Track down every line below that holds "price" and copy it.

>>

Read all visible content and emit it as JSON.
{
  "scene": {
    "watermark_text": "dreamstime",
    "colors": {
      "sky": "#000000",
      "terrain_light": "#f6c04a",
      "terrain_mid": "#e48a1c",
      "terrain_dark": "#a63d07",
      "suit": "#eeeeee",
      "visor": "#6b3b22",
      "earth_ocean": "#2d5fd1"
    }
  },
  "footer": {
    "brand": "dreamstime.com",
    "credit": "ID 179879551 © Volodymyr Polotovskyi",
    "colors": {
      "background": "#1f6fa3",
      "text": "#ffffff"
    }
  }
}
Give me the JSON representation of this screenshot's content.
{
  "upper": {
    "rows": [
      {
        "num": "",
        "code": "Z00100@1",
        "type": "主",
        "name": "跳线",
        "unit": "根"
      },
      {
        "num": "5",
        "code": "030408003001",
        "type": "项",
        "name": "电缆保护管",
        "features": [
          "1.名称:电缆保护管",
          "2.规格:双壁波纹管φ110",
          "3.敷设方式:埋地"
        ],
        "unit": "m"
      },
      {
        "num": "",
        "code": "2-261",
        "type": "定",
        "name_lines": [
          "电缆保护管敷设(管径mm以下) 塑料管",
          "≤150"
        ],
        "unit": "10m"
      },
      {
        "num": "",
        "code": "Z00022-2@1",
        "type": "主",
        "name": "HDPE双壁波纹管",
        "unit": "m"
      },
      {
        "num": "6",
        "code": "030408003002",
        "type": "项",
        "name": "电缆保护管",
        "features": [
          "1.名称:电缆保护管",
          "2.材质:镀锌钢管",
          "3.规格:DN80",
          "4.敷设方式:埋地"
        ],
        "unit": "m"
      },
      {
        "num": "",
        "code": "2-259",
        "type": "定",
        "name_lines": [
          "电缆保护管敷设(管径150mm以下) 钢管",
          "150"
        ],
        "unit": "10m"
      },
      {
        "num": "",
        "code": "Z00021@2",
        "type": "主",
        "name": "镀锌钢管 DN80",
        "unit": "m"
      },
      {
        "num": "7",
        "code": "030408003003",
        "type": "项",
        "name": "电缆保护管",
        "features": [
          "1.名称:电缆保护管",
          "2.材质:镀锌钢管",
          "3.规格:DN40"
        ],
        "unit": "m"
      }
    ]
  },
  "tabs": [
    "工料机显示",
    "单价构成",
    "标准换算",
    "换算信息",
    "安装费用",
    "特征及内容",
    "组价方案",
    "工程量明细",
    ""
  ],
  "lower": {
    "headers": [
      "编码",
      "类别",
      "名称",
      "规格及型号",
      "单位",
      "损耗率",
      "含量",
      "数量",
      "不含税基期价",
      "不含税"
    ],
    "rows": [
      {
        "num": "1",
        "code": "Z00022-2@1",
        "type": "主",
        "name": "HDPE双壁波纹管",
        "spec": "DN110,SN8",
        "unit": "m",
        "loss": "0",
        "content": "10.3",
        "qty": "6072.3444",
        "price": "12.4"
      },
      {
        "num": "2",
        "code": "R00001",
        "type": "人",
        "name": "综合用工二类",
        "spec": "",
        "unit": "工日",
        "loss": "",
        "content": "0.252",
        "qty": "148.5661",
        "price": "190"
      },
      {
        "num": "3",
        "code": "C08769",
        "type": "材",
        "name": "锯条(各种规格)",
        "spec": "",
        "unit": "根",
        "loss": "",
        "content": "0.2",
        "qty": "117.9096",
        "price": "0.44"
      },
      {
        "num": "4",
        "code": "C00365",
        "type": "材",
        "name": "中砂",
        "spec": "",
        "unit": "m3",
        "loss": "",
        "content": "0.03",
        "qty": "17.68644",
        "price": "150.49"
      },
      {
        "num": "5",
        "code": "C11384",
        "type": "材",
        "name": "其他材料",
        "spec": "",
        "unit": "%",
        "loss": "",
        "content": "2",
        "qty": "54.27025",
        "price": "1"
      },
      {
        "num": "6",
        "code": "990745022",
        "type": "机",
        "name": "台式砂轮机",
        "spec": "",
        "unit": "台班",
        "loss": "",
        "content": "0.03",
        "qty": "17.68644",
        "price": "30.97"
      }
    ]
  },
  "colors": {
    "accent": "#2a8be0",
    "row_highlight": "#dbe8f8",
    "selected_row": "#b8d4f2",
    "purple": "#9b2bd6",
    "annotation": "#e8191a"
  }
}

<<

# Task response
        "price": "12.4"
        "price": "190"
        "price": "0.44"
        "price": "150.49"
        "price": "1"
        "price": "30.97"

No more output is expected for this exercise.